[Website and app data records]
[Start of section]
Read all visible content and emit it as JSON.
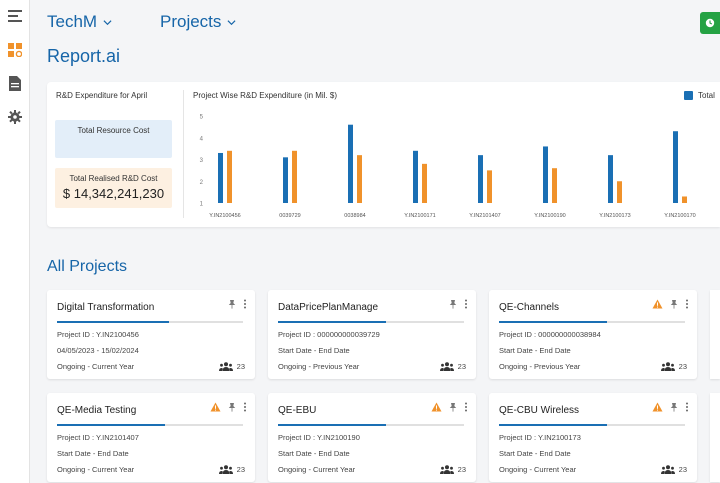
{
  "nav": {
    "items": [
      {
        "icon": "menu-icon"
      },
      {
        "icon": "dashboard-icon"
      },
      {
        "icon": "document-icon"
      },
      {
        "icon": "settings-icon"
      }
    ]
  },
  "header": {
    "org": "TechM",
    "project_selector": "Projects",
    "app_title": "Report.ai",
    "accent_color": "#1665a8",
    "action_color": "#25a244"
  },
  "summary": {
    "left_title": "R&D Expenditure for April",
    "resource_cost_label": "Total Resource Cost",
    "realised_label": "Total Realised R&D Cost",
    "realised_value": "$ 14,342,241,230"
  },
  "chart_data": {
    "type": "bar",
    "title": "Project Wise R&D Expenditure (in Mil. $)",
    "categories": [
      "Y.IN2100456",
      "0039729",
      "0038984",
      "Y.IN2100171",
      "Y.IN2101407",
      "Y.IN2100190",
      "Y.IN2100173",
      "Y.IN2100170"
    ],
    "series": [
      {
        "name": "Total",
        "color": "#1a6fb4",
        "values": [
          3.3,
          3.1,
          4.6,
          3.4,
          3.2,
          3.6,
          3.2,
          4.3
        ]
      },
      {
        "color": "#f0922b",
        "values": [
          3.4,
          3.4,
          3.2,
          2.8,
          2.5,
          2.6,
          2.0,
          1.3
        ]
      }
    ],
    "yticks": [
      "1",
      "2",
      "3",
      "4",
      "5"
    ],
    "ylim": [
      1,
      5
    ],
    "legend_position": "top-right",
    "grid": false
  },
  "projects": {
    "title": "All Projects",
    "members_icon": "people-icon",
    "warning_color": "#f0922b",
    "cards": [
      {
        "name": "Digital Transformation",
        "id": "Project ID : Y.IN2100456",
        "dates": "04/05/2023 - 15/02/2024",
        "status": "Ongoing - Current Year",
        "members": "23",
        "warning": false,
        "progress": 0.6
      },
      {
        "name": "DataPricePlanManage",
        "id": "Project ID : 000000000039729",
        "dates": "Start Date - End Date",
        "status": "Ongoing - Previous Year",
        "members": "23",
        "warning": false,
        "progress": 0.58
      },
      {
        "name": "QE-Channels",
        "id": "Project ID : 000000000038984",
        "dates": "Start Date - End Date",
        "status": "Ongoing - Previous Year",
        "members": "23",
        "warning": true,
        "progress": 0.58
      },
      {
        "name": "QE-Media Testing",
        "id": "Project ID : Y.IN2101407",
        "dates": "Start Date - End Date",
        "status": "Ongoing - Current Year",
        "members": "23",
        "warning": true,
        "progress": 0.58
      },
      {
        "name": "QE-EBU",
        "id": "Project ID : Y.IN2100190",
        "dates": "Start Date - End Date",
        "status": "Ongoing - Current Year",
        "members": "23",
        "warning": true,
        "progress": 0.58
      },
      {
        "name": "QE-CBU Wireless",
        "id": "Project ID : Y.IN2100173",
        "dates": "Start Date - End Date",
        "status": "Ongoing - Current Year",
        "members": "23",
        "warning": true,
        "progress": 0.58
      }
    ]
  }
}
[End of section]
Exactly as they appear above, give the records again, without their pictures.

- **Response area**
Read all visible content and emit it as JSON.
{
  "nav": {
    "items": [
      {
        "icon": "menu-icon"
      },
      {
        "icon": "dashboard-icon"
      },
      {
        "icon": "document-icon"
      },
      {
        "icon": "settings-icon"
      }
    ]
  },
  "header": {
    "org": "TechM",
    "project_selector": "Projects",
    "app_title": "Report.ai",
    "accent_color": "#1665a8",
    "action_color": "#25a244"
  },
  "summary": {
    "left_title": "R&D Expenditure for April",
    "resource_cost_label": "Total Resource Cost",
    "realised_label": "Total Realised R&D Cost",
    "realised_value": "$ 14,342,241,230"
  },
  "chart_data": {
    "type": "bar",
    "title": "Project Wise R&D Expenditure (in Mil. $)",
    "categories": [
      "Y.IN2100456",
      "0039729",
      "0038984",
      "Y.IN2100171",
      "Y.IN2101407",
      "Y.IN2100190",
      "Y.IN2100173",
      "Y.IN2100170"
    ],
    "series": [
      {
        "name": "Total",
        "color": "#1a6fb4",
        "values": [
          3.3,
          3.1,
          4.6,
          3.4,
          3.2,
          3.6,
          3.2,
          4.3
        ]
      },
      {
        "color": "#f0922b",
        "values": [
          3.4,
          3.4,
          3.2,
          2.8,
          2.5,
          2.6,
          2.0,
          1.3
        ]
      }
    ],
    "yticks": [
      "1",
      "2",
      "3",
      "4",
      "5"
    ],
    "ylim": [
      1,
      5
    ],
    "legend_position": "top-right",
    "grid": false
  },
  "projects": {
    "title": "All Projects",
    "members_icon": "people-icon",
    "warning_color": "#f0922b",
    "cards": [
      {
        "name": "Digital Transformation",
        "id": "Project ID : Y.IN2100456",
        "dates": "04/05/2023 - 15/02/2024",
        "status": "Ongoing - Current Year",
        "members": "23",
        "warning": false,
        "progress": 0.6
      },
      {
        "name": "DataPricePlanManage",
        "id": "Project ID : 000000000039729",
        "dates": "Start Date - End Date",
        "status": "Ongoing - Previous Year",
        "members": "23",
        "warning": false,
        "progress": 0.58
      },
      {
        "name": "QE-Channels",
        "id": "Project ID : 000000000038984",
        "dates": "Start Date - End Date",
        "status": "Ongoing - Previous Year",
        "members": "23",
        "warning": true,
        "progress": 0.58
      },
      {
        "name": "QE-Media Testing",
        "id": "Project ID : Y.IN2101407",
        "dates": "Start Date - End Date",
        "status": "Ongoing - Current Year",
        "members": "23",
        "warning": true,
        "progress": 0.58
      },
      {
        "name": "QE-EBU",
        "id": "Project ID : Y.IN2100190",
        "dates": "Start Date - End Date",
        "status": "Ongoing - Current Year",
        "members": "23",
        "warning": true,
        "progress": 0.58
      },
      {
        "name": "QE-CBU Wireless",
        "id": "Project ID : Y.IN2100173",
        "dates": "Start Date - End Date",
        "status": "Ongoing - Current Year",
        "members": "23",
        "warning": true,
        "progress": 0.58
      }
    ]
  }
}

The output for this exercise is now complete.